In the records below, find each line holding the word "Panel" and copy it.

-- DATA FOR PROCESSING follows --

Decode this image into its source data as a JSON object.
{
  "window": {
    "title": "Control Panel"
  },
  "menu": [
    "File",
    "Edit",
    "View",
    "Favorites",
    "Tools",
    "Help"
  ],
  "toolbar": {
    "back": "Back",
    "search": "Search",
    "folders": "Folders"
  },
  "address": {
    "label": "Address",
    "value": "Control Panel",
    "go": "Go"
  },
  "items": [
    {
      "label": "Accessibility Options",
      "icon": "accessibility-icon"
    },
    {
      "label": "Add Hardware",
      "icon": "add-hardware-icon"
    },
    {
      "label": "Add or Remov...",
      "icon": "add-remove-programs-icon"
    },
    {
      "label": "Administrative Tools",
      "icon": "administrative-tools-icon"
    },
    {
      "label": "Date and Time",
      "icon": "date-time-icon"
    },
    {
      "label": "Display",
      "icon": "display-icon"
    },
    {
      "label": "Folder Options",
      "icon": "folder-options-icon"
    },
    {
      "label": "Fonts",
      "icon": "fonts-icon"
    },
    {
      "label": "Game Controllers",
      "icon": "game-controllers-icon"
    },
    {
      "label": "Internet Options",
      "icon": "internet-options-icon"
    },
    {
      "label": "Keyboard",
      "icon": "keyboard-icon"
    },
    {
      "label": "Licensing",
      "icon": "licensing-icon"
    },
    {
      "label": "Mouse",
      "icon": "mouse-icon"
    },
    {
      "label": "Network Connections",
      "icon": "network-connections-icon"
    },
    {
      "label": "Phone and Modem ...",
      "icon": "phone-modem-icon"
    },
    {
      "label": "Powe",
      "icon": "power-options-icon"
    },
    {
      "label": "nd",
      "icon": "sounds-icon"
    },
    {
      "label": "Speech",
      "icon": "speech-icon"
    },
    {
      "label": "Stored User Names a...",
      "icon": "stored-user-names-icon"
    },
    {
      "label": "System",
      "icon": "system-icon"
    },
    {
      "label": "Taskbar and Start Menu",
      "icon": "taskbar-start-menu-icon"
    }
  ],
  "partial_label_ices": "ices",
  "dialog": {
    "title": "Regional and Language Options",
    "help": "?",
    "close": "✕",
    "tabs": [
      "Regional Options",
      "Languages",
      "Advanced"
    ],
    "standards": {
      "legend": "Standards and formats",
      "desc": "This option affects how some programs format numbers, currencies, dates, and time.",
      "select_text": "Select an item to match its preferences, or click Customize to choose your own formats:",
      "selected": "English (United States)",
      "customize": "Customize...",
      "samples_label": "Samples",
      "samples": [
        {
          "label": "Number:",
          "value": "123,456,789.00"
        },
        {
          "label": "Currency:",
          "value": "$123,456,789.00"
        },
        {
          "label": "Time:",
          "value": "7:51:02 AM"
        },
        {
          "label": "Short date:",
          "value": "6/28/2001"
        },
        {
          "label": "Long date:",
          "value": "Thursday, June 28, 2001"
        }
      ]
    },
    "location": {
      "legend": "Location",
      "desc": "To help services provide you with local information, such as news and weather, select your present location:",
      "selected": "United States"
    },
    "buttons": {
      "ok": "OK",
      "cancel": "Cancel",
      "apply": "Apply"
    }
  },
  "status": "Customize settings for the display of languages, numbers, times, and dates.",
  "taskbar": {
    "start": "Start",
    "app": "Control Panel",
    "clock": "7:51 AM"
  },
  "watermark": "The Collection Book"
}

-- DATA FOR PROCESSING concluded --

▶ _OUTPUT OF THE EXERCISE_
    "title": "Control Panel"
    "value": "Control Panel",
    "app": "Control Panel",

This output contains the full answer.